Published September 1st by Aunt Lute Books first published This book will grow you and teach you and hold you and when you get to the end it will feel like losing a friend, all the agony of beauty. Audre Lorde really hits the nail on the head when she writes: Lorde was State Poet of New York from to It only jpurnals for me to give it voice, to share it for use, that the pain not be wasted.
Audre Lorde was really the one.
Fans of Lorde’s other writings will appreciate this intimate glimpse into her feelings and life experiences. Open Preview See a Problem?
The Cancer Journals – Wikipedia
One of my favorite quotes: Want to Read Currently Reading Read. That is to remind me that even survival is only part of the task. In this politically devastating time, I need all of the strength I can find. Sick writers, both male and female, have often reflected on how illness overwhelms their work. The interview for the job was terrible; three typical, bubbly camp counselor types asking the worst questions. Aunt Lute’s special hardcover edition of The Cancer Journals gathers together twelve such tributes as well as a series of six photographs taken of Lorde by photographer Jean Weisinger.
The Cancer Journals
A primary focus of this section is Lorde’s recognition of her intense need to survive, to be a warrior rather than a victim, and her acknowledgment of the network of women whose love sustained her . Jul 29, Jacqueline rated it it was amazing Shelves: Lorde then furthered her education at Columbia University, attaining a master’s degree in library science in .
You know what I’m talking about, don’t you? If you have someone in your life facing breast cancer, buy them this book. The violence is not limited to the excision; beyond the fog of pain lie the expectations of a culture that wants, even demands, that women look a certain way. Only now, I know “from what” that Lorde warned silence could not protect — from fear and from death.
zudre Again, I am so interested in the various permutations of enforced silences, how clearly she articulates these silences. Does sickness, with its attendant infirmity, its gloomy shadow over the intellectual, represent feminist defeat? View all 5 comments. Prosthesis’, Lorde describes her coming to terms with the results of and life after her mastectomy.
Lorde’s story is partly about a woman who refused to settle for prosthesis after her breast was removed, who believes that women don’t need to have two breasts to be beautiful, th Post-mastectomy reflections and journal entries from the former Poet Laureate.
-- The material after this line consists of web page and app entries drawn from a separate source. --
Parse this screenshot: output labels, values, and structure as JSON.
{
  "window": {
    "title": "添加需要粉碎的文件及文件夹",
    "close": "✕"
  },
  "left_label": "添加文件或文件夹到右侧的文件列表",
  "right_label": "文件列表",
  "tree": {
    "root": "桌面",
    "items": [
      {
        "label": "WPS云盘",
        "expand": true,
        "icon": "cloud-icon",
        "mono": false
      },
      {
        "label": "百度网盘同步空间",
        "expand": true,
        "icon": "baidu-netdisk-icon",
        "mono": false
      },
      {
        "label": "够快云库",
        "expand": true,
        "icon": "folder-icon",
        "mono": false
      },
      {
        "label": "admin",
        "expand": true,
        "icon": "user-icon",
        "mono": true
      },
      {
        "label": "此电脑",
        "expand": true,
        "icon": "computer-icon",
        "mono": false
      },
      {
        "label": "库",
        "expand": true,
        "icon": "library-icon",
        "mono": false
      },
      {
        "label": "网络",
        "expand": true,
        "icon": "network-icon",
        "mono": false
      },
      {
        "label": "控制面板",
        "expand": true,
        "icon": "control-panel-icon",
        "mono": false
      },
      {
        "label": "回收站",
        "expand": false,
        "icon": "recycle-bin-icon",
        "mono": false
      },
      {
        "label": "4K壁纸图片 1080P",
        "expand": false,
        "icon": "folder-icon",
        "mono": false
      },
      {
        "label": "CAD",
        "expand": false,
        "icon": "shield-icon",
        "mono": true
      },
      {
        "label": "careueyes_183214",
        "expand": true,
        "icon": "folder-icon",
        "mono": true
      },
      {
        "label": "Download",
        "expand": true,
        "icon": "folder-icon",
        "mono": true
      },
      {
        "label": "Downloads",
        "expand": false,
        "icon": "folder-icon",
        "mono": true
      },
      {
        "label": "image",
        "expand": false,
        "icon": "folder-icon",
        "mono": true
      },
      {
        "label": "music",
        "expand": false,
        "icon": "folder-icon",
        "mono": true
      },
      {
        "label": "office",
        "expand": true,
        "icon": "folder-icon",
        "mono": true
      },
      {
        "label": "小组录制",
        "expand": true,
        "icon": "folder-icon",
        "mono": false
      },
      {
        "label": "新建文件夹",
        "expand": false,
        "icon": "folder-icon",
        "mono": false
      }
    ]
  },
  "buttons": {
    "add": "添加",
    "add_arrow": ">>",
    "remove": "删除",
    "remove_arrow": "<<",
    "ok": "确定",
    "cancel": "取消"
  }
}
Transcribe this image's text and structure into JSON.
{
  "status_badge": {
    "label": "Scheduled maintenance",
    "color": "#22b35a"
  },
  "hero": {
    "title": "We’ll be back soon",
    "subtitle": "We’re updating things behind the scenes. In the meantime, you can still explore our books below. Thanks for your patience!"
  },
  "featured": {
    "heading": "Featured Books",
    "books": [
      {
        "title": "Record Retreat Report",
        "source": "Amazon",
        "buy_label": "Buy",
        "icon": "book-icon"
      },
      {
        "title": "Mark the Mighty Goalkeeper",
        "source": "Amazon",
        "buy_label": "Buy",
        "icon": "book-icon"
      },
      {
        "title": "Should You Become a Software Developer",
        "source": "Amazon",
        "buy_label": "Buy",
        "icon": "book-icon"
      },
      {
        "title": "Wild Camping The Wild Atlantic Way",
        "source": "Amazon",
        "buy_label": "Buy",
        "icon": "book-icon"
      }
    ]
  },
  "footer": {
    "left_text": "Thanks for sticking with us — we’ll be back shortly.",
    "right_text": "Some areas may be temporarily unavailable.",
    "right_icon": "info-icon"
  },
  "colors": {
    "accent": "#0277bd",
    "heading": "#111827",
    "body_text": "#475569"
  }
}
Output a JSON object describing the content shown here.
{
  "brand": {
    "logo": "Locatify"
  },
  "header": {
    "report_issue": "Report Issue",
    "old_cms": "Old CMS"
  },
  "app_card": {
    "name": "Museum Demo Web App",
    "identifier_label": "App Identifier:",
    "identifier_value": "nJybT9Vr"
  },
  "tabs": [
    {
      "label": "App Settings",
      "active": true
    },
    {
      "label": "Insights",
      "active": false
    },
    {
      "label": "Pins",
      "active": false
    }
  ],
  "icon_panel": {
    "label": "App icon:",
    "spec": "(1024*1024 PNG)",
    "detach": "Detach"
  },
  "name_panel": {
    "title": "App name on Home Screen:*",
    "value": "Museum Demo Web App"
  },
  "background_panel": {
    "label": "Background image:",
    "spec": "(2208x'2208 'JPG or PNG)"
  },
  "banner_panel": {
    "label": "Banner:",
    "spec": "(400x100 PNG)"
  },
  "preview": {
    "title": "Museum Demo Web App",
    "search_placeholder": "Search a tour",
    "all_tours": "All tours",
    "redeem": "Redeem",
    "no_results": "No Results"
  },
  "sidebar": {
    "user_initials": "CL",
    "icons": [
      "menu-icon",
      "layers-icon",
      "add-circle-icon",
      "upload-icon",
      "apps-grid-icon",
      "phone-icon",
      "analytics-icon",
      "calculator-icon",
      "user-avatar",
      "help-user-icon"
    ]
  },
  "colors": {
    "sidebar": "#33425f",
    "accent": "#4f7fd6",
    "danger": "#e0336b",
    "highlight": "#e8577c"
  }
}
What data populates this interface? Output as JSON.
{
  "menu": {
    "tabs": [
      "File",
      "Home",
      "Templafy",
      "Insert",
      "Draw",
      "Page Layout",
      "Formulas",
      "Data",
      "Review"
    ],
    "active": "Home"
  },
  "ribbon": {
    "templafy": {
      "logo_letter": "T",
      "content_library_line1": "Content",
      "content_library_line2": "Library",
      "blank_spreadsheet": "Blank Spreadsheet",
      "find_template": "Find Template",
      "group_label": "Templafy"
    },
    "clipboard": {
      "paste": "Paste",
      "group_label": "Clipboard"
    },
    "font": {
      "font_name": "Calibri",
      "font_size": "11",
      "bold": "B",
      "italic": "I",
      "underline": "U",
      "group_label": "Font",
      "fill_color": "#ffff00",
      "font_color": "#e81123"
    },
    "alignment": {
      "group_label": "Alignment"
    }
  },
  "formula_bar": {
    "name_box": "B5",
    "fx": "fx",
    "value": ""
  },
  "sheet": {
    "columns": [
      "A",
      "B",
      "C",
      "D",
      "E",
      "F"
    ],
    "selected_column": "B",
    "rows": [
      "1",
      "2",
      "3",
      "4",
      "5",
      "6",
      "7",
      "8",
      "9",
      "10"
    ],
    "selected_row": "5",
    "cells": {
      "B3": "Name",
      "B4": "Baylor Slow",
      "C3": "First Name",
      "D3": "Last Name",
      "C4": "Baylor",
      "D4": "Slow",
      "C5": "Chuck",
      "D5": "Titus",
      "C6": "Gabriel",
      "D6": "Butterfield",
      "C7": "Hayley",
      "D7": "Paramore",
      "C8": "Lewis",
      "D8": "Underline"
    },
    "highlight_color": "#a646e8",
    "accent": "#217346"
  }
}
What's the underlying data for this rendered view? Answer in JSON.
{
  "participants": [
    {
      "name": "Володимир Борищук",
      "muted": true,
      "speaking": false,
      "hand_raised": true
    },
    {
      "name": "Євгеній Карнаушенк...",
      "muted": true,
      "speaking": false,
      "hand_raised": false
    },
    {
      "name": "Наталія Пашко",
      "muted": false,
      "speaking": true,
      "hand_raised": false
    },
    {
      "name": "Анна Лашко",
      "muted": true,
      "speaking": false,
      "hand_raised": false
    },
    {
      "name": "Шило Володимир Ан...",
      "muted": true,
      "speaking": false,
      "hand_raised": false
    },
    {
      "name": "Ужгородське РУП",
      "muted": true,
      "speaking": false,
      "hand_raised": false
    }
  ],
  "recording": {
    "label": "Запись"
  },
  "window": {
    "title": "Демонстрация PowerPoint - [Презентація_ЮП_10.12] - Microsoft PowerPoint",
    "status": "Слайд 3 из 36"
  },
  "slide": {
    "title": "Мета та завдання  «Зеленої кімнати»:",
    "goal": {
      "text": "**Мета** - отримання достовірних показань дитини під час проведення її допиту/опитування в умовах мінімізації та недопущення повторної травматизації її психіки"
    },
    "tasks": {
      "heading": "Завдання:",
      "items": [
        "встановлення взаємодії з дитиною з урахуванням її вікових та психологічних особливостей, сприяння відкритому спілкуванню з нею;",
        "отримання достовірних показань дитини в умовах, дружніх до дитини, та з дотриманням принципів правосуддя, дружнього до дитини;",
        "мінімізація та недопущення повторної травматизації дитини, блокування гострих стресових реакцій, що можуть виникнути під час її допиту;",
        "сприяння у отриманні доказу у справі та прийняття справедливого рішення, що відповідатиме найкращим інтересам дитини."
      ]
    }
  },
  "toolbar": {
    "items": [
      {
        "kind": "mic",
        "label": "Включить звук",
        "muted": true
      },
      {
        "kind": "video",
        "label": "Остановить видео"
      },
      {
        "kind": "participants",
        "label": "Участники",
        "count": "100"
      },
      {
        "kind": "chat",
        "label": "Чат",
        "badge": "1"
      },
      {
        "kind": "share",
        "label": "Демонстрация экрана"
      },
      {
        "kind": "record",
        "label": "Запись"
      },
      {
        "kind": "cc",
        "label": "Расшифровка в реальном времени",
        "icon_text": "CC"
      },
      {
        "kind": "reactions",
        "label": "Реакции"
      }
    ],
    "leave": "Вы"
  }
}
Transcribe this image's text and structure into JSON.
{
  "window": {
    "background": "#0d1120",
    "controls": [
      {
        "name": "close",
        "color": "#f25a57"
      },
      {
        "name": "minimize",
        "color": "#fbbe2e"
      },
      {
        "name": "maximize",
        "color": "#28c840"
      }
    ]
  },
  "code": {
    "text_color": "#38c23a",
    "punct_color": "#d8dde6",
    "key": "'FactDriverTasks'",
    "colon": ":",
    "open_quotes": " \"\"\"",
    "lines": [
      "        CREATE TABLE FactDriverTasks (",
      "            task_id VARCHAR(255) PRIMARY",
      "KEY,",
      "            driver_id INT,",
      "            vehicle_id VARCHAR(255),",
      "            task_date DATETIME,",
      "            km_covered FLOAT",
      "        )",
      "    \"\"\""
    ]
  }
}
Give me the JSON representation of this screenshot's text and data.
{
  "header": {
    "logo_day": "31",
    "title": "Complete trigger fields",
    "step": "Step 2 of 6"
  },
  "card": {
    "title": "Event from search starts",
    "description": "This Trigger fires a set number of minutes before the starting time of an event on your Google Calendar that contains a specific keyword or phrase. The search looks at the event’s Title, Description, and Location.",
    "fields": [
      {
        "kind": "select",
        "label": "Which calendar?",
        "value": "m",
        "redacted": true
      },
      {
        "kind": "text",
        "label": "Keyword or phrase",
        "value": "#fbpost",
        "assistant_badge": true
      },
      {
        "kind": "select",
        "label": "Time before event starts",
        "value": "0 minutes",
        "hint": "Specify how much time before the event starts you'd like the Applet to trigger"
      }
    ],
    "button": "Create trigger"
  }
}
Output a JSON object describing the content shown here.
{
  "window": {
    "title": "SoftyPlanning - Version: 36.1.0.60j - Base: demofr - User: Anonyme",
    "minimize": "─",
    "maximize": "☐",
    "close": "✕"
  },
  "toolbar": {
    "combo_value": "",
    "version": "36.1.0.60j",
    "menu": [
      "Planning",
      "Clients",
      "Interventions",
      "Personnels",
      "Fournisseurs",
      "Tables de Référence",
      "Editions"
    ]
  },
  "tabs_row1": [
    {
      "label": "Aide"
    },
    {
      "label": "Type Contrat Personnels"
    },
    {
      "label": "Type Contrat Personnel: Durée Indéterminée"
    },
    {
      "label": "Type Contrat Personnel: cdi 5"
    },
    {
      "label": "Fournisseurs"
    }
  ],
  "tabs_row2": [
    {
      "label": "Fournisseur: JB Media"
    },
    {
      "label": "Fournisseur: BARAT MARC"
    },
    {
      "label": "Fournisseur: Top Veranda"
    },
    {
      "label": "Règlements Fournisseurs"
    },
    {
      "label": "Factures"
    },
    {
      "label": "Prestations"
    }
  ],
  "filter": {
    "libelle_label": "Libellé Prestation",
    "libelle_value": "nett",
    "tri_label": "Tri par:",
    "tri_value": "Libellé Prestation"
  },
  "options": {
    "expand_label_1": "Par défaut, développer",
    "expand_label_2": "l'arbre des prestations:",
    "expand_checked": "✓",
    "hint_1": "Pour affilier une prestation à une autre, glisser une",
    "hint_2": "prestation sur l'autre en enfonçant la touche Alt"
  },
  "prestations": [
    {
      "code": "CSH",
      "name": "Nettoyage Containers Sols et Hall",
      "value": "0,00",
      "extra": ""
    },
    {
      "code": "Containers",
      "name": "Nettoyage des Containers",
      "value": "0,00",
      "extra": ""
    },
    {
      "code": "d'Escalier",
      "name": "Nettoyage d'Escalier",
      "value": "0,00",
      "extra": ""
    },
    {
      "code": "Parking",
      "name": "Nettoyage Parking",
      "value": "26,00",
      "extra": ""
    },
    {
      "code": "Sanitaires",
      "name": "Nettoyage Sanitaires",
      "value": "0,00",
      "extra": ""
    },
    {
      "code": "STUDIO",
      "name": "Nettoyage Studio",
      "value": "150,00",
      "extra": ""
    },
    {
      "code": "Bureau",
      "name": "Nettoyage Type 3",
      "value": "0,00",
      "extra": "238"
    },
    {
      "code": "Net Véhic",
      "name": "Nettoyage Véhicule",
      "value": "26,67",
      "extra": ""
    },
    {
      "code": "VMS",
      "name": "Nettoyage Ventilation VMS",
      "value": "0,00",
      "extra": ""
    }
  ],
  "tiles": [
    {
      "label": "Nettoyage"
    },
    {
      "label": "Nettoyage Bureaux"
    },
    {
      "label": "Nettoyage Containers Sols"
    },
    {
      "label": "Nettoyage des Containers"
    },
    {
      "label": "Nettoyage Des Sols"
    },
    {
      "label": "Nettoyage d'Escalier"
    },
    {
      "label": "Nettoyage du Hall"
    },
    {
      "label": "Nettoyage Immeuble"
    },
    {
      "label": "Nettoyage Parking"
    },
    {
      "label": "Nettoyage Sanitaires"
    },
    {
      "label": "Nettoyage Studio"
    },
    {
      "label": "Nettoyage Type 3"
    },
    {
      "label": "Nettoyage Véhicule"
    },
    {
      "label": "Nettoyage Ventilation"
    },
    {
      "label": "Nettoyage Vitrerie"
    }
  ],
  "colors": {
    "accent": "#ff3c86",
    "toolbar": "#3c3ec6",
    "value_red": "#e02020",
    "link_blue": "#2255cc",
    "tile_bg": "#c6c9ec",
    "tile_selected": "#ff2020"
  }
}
One of my favorite passages acncer on the bottom of page From Wikipedia, the free encyclopedia. In short, she’s one of those feminists who is absolutely certain that every woman audfe stop unquestioningly believing in the male hegemonic propaganda, and start believing in hers.
Although Lorde speaks specifically in terms of a women’s experiences with cancer and fighting auddre societal perceptions of womenI found that this book can provide supportive and empowering insight for anyone dealing with disease and physical malady. Lorde’s poetry was published very regularly during the s — in Langston Hughes’ New Negro Poets, USA; in several foreign anthologies; and in black literary magazines.